- Materials provided:

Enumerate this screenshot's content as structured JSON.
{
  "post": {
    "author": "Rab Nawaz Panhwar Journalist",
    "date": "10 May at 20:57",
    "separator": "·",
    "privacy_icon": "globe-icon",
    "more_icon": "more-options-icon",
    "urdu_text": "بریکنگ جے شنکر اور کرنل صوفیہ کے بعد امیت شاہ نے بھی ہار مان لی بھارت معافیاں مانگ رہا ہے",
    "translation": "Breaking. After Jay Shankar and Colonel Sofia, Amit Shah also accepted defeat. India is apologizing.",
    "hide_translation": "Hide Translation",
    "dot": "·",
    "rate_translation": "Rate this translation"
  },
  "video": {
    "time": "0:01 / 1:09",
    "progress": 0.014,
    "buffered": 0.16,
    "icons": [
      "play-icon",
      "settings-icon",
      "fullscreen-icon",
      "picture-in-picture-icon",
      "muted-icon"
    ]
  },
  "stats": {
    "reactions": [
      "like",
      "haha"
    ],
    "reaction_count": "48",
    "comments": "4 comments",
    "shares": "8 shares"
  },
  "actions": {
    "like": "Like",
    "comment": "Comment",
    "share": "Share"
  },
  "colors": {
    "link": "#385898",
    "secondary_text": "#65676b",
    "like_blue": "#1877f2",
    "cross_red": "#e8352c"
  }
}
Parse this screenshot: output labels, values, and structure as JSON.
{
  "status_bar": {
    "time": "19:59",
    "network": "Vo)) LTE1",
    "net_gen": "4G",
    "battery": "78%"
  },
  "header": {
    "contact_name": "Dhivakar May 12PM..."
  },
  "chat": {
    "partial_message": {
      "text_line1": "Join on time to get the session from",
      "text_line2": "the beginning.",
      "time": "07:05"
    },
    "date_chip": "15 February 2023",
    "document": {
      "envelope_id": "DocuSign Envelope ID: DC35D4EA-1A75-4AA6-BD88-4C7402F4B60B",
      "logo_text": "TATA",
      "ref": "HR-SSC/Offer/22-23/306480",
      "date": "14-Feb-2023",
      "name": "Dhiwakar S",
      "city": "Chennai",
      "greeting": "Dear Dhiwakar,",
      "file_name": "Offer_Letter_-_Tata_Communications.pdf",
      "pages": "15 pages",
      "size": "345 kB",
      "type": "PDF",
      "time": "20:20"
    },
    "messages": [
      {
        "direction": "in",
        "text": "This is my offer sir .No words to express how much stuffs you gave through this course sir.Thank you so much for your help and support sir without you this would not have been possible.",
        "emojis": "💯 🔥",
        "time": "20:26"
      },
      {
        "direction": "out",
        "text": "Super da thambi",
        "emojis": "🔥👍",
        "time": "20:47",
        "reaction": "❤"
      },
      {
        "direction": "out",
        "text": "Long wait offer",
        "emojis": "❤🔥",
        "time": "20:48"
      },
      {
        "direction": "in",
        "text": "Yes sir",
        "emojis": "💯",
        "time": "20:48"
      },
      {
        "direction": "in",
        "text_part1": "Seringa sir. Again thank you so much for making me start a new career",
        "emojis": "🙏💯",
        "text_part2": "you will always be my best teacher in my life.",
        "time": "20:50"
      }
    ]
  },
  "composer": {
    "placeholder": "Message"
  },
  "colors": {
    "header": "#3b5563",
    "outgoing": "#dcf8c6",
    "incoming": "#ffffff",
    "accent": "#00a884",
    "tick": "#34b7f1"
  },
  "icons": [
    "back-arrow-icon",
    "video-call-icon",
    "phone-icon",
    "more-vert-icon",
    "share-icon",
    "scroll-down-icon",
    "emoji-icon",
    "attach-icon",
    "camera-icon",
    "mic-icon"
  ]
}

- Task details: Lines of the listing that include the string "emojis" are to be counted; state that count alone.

- Exercise output: 5